Ketamine Fueled Ferrari's

[caption id="attachment_1835" align="aligncenter" width="630" caption="Adam Green in New York City, June 2010. Photo: Roger Kisby/Getty Images"][/caption]

“We’re all meeting at 2A for drinks,” announced singer Adam Green -- former member of quirky balladeers the Moldy Peaches turned irreverent solo artist -- after the premiere of his first feature filmThe Wrong Ferrari. “Do you guys know 2A?” It wasn’t as a joke but I laughed. I was sitting in the plush velveteen seats of the elegantly seedy Anthology Film Archive theater in the East Village in New York City, where the film was screened. In front of me was Strokes’ bassists Nikolai Fraiture and his serene blond wife, to my left was dapper Brit, Dev Hynes, aka Lightspeed Champion, and to my right was this dude in an Andean poncho, eyeliner and furry hat who definitely used to tend bar at 2A, the whiskey-stinking dive down the street. Most of the bohemian culturati who’ve shaped the City’s zeitgeist over the last decade passed through that bar on their way from unwashed, wasted kids to established artists with babies and brownstones. Exactly how that transformation happens is the theme of Green’s movie, which he shot entirely on his iPhone and wrote while high on Ketamine. “It makes me feel like a dolphin pressing my nose against a portal staring really close-up at a large expanse of the universe,” Green explains of the drug’s effects. “You disassociate. I’d think to myself: 'Wouldn’t it be funny to see Adam in a Ferrari driving down Bedford Avenue?'"
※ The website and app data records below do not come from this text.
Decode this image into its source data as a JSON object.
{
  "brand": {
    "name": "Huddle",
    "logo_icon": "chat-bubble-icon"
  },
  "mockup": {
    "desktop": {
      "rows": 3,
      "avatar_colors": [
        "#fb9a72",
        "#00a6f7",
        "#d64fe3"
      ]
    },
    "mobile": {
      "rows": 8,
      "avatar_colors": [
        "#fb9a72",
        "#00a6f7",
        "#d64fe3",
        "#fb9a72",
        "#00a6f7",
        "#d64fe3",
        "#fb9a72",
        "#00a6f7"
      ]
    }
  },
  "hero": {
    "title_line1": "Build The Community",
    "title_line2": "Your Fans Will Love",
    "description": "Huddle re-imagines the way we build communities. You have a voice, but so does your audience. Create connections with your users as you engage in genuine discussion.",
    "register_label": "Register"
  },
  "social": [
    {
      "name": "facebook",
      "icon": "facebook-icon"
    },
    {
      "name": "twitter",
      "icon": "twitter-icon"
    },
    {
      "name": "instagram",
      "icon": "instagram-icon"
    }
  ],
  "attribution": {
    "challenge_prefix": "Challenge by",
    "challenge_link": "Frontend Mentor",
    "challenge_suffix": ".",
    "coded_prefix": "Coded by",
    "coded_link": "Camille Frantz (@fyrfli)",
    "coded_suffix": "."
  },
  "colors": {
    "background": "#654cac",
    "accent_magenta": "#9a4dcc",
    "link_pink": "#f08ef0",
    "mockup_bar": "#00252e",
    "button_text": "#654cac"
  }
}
It would be and it is. The whole film is an absurdist take on indulged-smart-kid urban life in which sweet and insightful dialogue (“You played a Ponzi scheme on my heart”) are juxtaposed with ambitiously depraved grossness. “Everyone asks me, 'How do your parents feel about you taking a dildo in your ass for the movie?'” Green says, referring to a scene where he’s anally penetrated by a gelatinous pink vibrator while the Butthole Surfers’ “Pepper” plays. “I’m like, 'Oh, they probably think, wow, that really hurt.'”

Every inspired subculture reaches a collective moment where they look around and realize they’ve somehow survived their twenties; then it’s like, "What’s next?" For Green, the answer is smart, dirty filmmaking, working with Macauley Culkin and about twelve boxes of lukewarm Coors. The evening of the premiere, as scads of girls in torn fur bombers and boys in grimy boatneck t-shirts passed each other cans of beer, Culkin, a longtime pal of Green’s, served as the master of ceremonies. Green, in a tweed newsboy cap and cartoonish bellbottoms, ushered guests out of line at the narrow ticket window-turned-guest list check in and upstairs to the expansive diffusely lit foyer outside the theater. Culkin, in fishnest fingerless gloves, black nail polish and a bowler hat, made a series of announcements perched atop a spiral staircase. Afterwards, like a proud parent at a talent show, Culkin politely stood by as Green answered audience questions, but then addressed one himself. “It came out surprisingly coherent considering it was all written on index cards,” the actor said, laughing. “At the end I was like, 'Oh gosh, there’s actually a through line and there are threads and good for you!'”

Green says Culkin has a project he’d like to work on next, and this nascent filmmaking collective  -- which includes Devendra BanhartArrested Development’s Alia Shawkat, BP Fallon and Jack Dishel, among others -- will help make it happen. Up next for Green, though, is an album of duets with Little Joy’s Binki Shapiro followed by a new film in which he will retell the story of Aladdin. “I’m going to continue to do these projects until I die, just to keep myself interested,” he said, slurping at the lip of a Coors. “I read Dante’s Divine Comedy recently and I saw this movie as a sort of purgatory for me, where I would embarrass myself to the point where I couldn’t be embarrassed anymore. Everything was going to be out there, literally. I mean, you see my penis in this movie.”


VMAs 2018